Comparing upper and lower body perturbations, the magnitude and prevalence were significant among groups and types of perturbations (all P <.001). LOB was similar in severity among controls and patients with MS for both upper and lower body perturbations. Among the PD cohort, they had greater magnitude and prevalence of LOB than lower areas (all P <.017).

For anterior versus posterior perturbations, the magnitude and prevalence were significant among groups and types of perturbations (all P <.001). Control individuals and patients with MS had more severe LOB when they were nudged backward. The patients with PD had more severe LOB when they were nudged forward.

The type of perturbation had a significant prevalence (P <.05) but not magnitude (P >.05). LOB more frequently occurred in response to right-left nudges compared with anterior-posterior nudges (P <.01).

This study may have been limited by using previously collected data and not having the same clinician apply the manual perturbations.

“A clinically accessible and reliable rating scale 625 revealed differences in patterns of LOB following 626 manual perturbations in people with MS, PD, and 627 HC [healthy controls],” stated the researchers. “Clinicians may help reduce fall risk for people 628 with MS or PD more effectively if they understand 629 and address the differences in LOB following perturbations in these populations,” they concluded.

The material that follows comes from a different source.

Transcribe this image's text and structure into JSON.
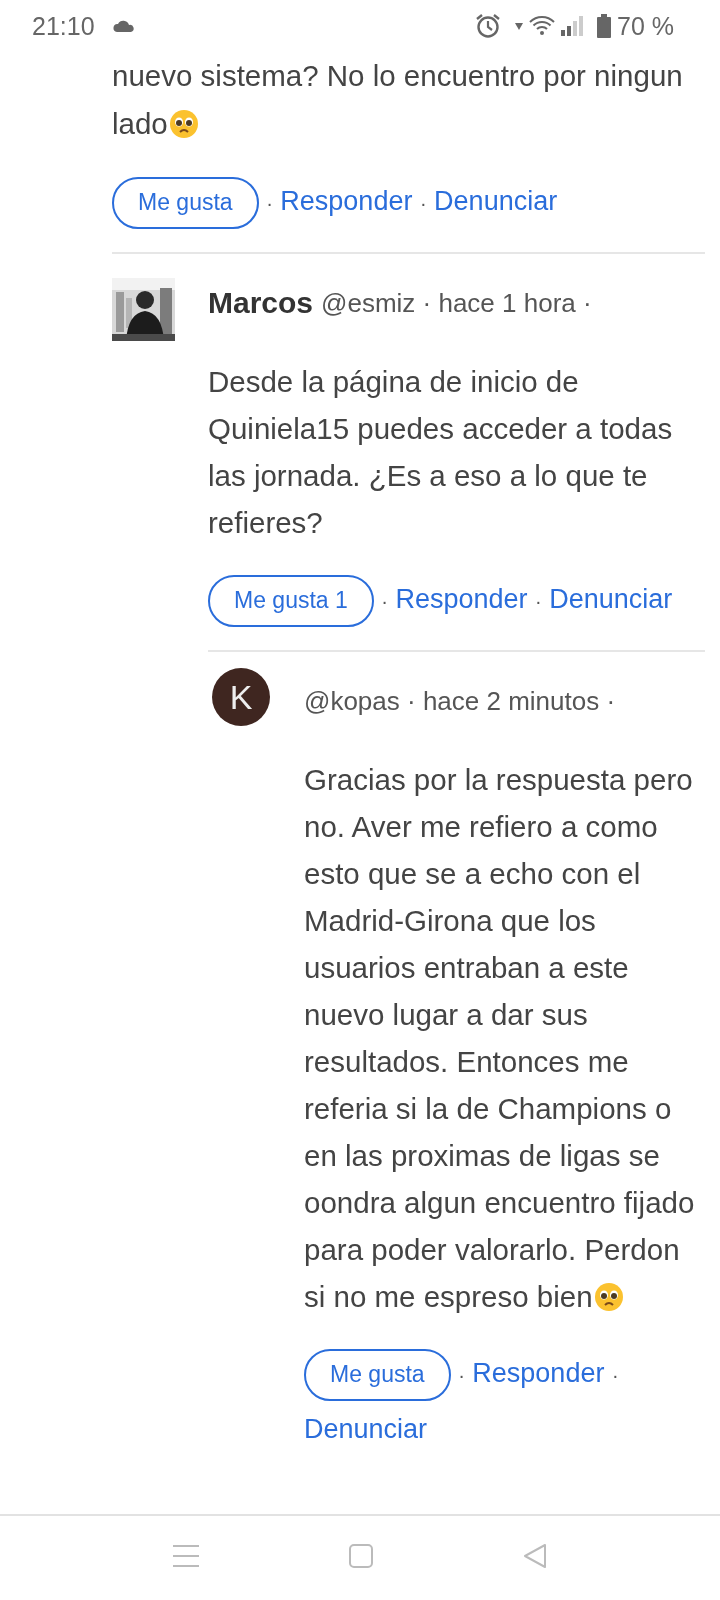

Reference

Allen DD, Gadayan J, Hughes R, et al. Patterns of balance loss with systematic perturbations in Parkinson’s disease and multiple sclerosis. NeuroRehabilitation. Published online November 10, 2021. doi:10.3233/NRE-210200

This article originally appeared on Neurology Advisor